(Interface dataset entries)
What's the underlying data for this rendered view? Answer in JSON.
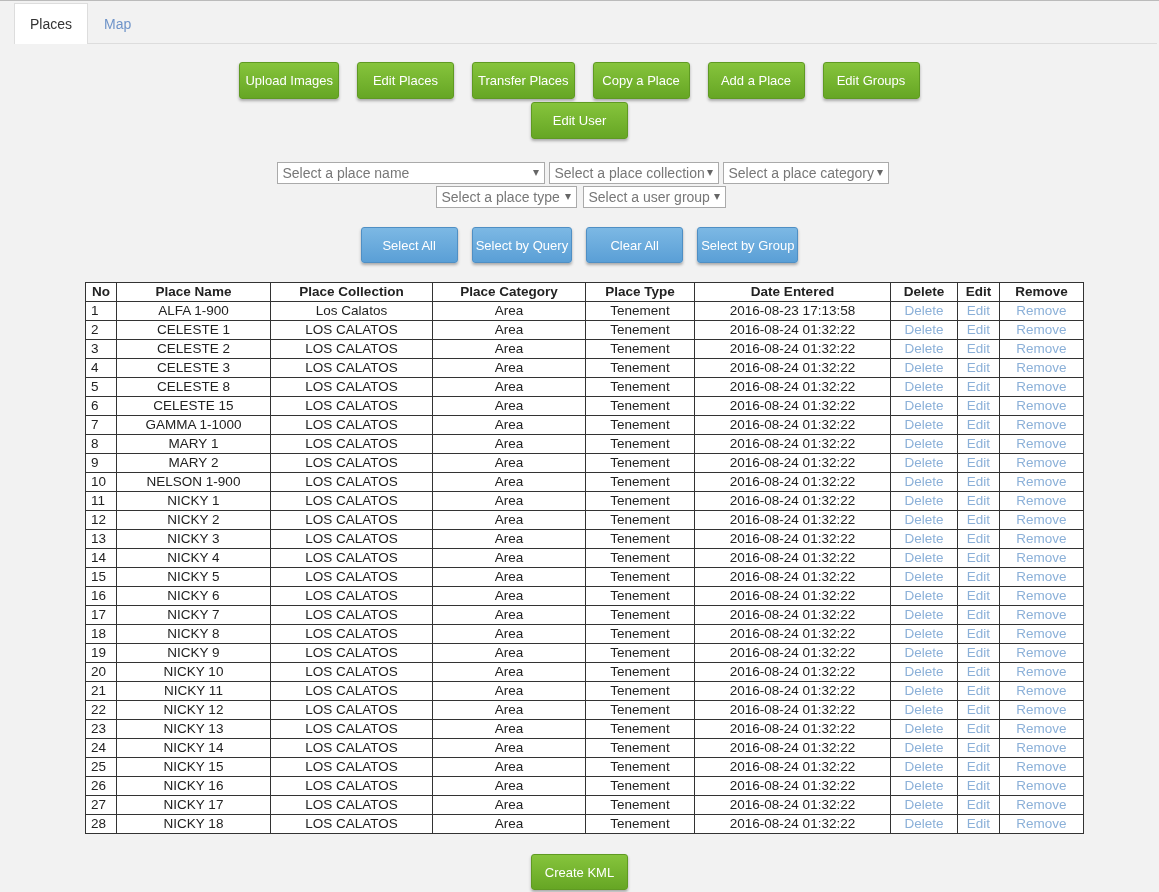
{
  "tabs": [
    {
      "label": "Places",
      "selected": true
    },
    {
      "label": "Map",
      "selected": false
    }
  ],
  "action_buttons": [
    "Upload Images",
    "Edit Places",
    "Transfer Places",
    "Copy a Place",
    "Add a Place",
    "Edit Groups",
    "Edit User"
  ],
  "filters": [
    {
      "placeholder": "Select a place name"
    },
    {
      "placeholder": "Select a place collection"
    },
    {
      "placeholder": "Select a place category"
    },
    {
      "placeholder": "Select a place type"
    },
    {
      "placeholder": "Select a user group"
    }
  ],
  "selection_buttons": [
    "Select All",
    "Select by Query",
    "Clear All",
    "Select by Group"
  ],
  "table": {
    "columns": [
      "No",
      "Place Name",
      "Place Collection",
      "Place Category",
      "Place Type",
      "Date Entered",
      "Delete",
      "Edit",
      "Remove"
    ],
    "rows": [
      {
        "no": "1",
        "name": "ALFA 1-900",
        "collection": "Los Calatos",
        "category": "Area",
        "type": "Tenement",
        "date": "2016-08-23 17:13:58",
        "delete": "Delete",
        "edit": "Edit",
        "remove": "Remove"
      },
      {
        "no": "2",
        "name": "CELESTE 1",
        "collection": "LOS CALATOS",
        "category": "Area",
        "type": "Tenement",
        "date": "2016-08-24 01:32:22",
        "delete": "Delete",
        "edit": "Edit",
        "remove": "Remove"
      },
      {
        "no": "3",
        "name": "CELESTE 2",
        "collection": "LOS CALATOS",
        "category": "Area",
        "type": "Tenement",
        "date": "2016-08-24 01:32:22",
        "delete": "Delete",
        "edit": "Edit",
        "remove": "Remove"
      },
      {
        "no": "4",
        "name": "CELESTE 3",
        "collection": "LOS CALATOS",
        "category": "Area",
        "type": "Tenement",
        "date": "2016-08-24 01:32:22",
        "delete": "Delete",
        "edit": "Edit",
        "remove": "Remove"
      },
      {
        "no": "5",
        "name": "CELESTE 8",
        "collection": "LOS CALATOS",
        "category": "Area",
        "type": "Tenement",
        "date": "2016-08-24 01:32:22",
        "delete": "Delete",
        "edit": "Edit",
        "remove": "Remove"
      },
      {
        "no": "6",
        "name": "CELESTE 15",
        "collection": "LOS CALATOS",
        "category": "Area",
        "type": "Tenement",
        "date": "2016-08-24 01:32:22",
        "delete": "Delete",
        "edit": "Edit",
        "remove": "Remove"
      },
      {
        "no": "7",
        "name": "GAMMA 1-1000",
        "collection": "LOS CALATOS",
        "category": "Area",
        "type": "Tenement",
        "date": "2016-08-24 01:32:22",
        "delete": "Delete",
        "edit": "Edit",
        "remove": "Remove"
      },
      {
        "no": "8",
        "name": "MARY 1",
        "collection": "LOS CALATOS",
        "category": "Area",
        "type": "Tenement",
        "date": "2016-08-24 01:32:22",
        "delete": "Delete",
        "edit": "Edit",
        "remove": "Remove"
      },
      {
        "no": "9",
        "name": "MARY 2",
        "collection": "LOS CALATOS",
        "category": "Area",
        "type": "Tenement",
        "date": "2016-08-24 01:32:22",
        "delete": "Delete",
        "edit": "Edit",
        "remove": "Remove"
      },
      {
        "no": "10",
        "name": "NELSON 1-900",
        "collection": "LOS CALATOS",
        "category": "Area",
        "type": "Tenement",
        "date": "2016-08-24 01:32:22",
        "delete": "Delete",
        "edit": "Edit",
        "remove": "Remove"
      },
      {
        "no": "11",
        "name": "NICKY 1",
        "collection": "LOS CALATOS",
        "category": "Area",
        "type": "Tenement",
        "date": "2016-08-24 01:32:22",
        "delete": "Delete",
        "edit": "Edit",
        "remove": "Remove"
      },
      {
        "no": "12",
        "name": "NICKY 2",
        "collection": "LOS CALATOS",
        "category": "Area",
        "type": "Tenement",
        "date": "2016-08-24 01:32:22",
        "delete": "Delete",
        "edit": "Edit",
        "remove": "Remove"
      },
      {
        "no": "13",
        "name": "NICKY 3",
        "collection": "LOS CALATOS",
        "category": "Area",
        "type": "Tenement",
        "date": "2016-08-24 01:32:22",
        "delete": "Delete",
        "edit": "Edit",
        "remove": "Remove"
      },
      {
        "no": "14",
        "name": "NICKY 4",
        "collection": "LOS CALATOS",
        "category": "Area",
        "type": "Tenement",
        "date": "2016-08-24 01:32:22",
        "delete": "Delete",
        "edit": "Edit",
        "remove": "Remove"
      },
      {
        "no": "15",
        "name": "NICKY 5",
        "collection": "LOS CALATOS",
        "category": "Area",
        "type": "Tenement",
        "date": "2016-08-24 01:32:22",
        "delete": "Delete",
        "edit": "Edit",
        "remove": "Remove"
      },
      {
        "no": "16",
        "name": "NICKY 6",
        "collection": "LOS CALATOS",
        "category": "Area",
        "type": "Tenement",
        "date": "2016-08-24 01:32:22",
        "delete": "Delete",
        "edit": "Edit",
        "remove": "Remove"
      },
      {
        "no": "17",
        "name": "NICKY 7",
        "collection": "LOS CALATOS",
        "category": "Area",
        "type": "Tenement",
        "date": "2016-08-24 01:32:22",
        "delete": "Delete",
        "edit": "Edit",
        "remove": "Remove"
      },
      {
        "no": "18",
        "name": "NICKY 8",
        "collection": "LOS CALATOS",
        "category": "Area",
        "type": "Tenement",
        "date": "2016-08-24 01:32:22",
        "delete": "Delete",
        "edit": "Edit",
        "remove": "Remove"
      },
      {
        "no": "19",
        "name": "NICKY 9",
        "collection": "LOS CALATOS",
        "category": "Area",
        "type": "Tenement",
        "date": "2016-08-24 01:32:22",
        "delete": "Delete",
        "edit": "Edit",
        "remove": "Remove"
      },
      {
        "no": "20",
        "name": "NICKY 10",
        "collection": "LOS CALATOS",
        "category": "Area",
        "type": "Tenement",
        "date": "2016-08-24 01:32:22",
        "delete": "Delete",
        "edit": "Edit",
        "remove": "Remove"
      },
      {
        "no": "21",
        "name": "NICKY 11",
        "collection": "LOS CALATOS",
        "category": "Area",
        "type": "Tenement",
        "date": "2016-08-24 01:32:22",
        "delete": "Delete",
        "edit": "Edit",
        "remove": "Remove"
      },
      {
        "no": "22",
        "name": "NICKY 12",
        "collection": "LOS CALATOS",
        "category": "Area",
        "type": "Tenement",
        "date": "2016-08-24 01:32:22",
        "delete": "Delete",
        "edit": "Edit",
        "remove": "Remove"
      },
      {
        "no": "23",
        "name": "NICKY 13",
        "collection": "LOS CALATOS",
        "category": "Area",
        "type": "Tenement",
        "date": "2016-08-24 01:32:22",
        "delete": "Delete",
        "edit": "Edit",
        "remove": "Remove"
      },
      {
        "no": "24",
        "name": "NICKY 14",
        "collection": "LOS CALATOS",
        "category": "Area",
        "type": "Tenement",
        "date": "2016-08-24 01:32:22",
        "delete": "Delete",
        "edit": "Edit",
        "remove": "Remove"
      },
      {
        "no": "25",
        "name": "NICKY 15",
        "collection": "LOS CALATOS",
        "category": "Area",
        "type": "Tenement",
        "date": "2016-08-24 01:32:22",
        "delete": "Delete",
        "edit": "Edit",
        "remove": "Remove"
      },
      {
        "no": "26",
        "name": "NICKY 16",
        "collection": "LOS CALATOS",
        "category": "Area",
        "type": "Tenement",
        "date": "2016-08-24 01:32:22",
        "delete": "Delete",
        "edit": "Edit",
        "remove": "Remove"
      },
      {
        "no": "27",
        "name": "NICKY 17",
        "collection": "LOS CALATOS",
        "category": "Area",
        "type": "Tenement",
        "date": "2016-08-24 01:32:22",
        "delete": "Delete",
        "edit": "Edit",
        "remove": "Remove"
      },
      {
        "no": "28",
        "name": "NICKY 18",
        "collection": "LOS CALATOS",
        "category": "Area",
        "type": "Tenement",
        "date": "2016-08-24 01:32:22",
        "delete": "Delete",
        "edit": "Edit",
        "remove": "Remove"
      }
    ]
  },
  "footer_button": "Create KML"
}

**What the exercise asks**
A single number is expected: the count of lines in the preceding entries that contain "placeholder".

**Response area**
5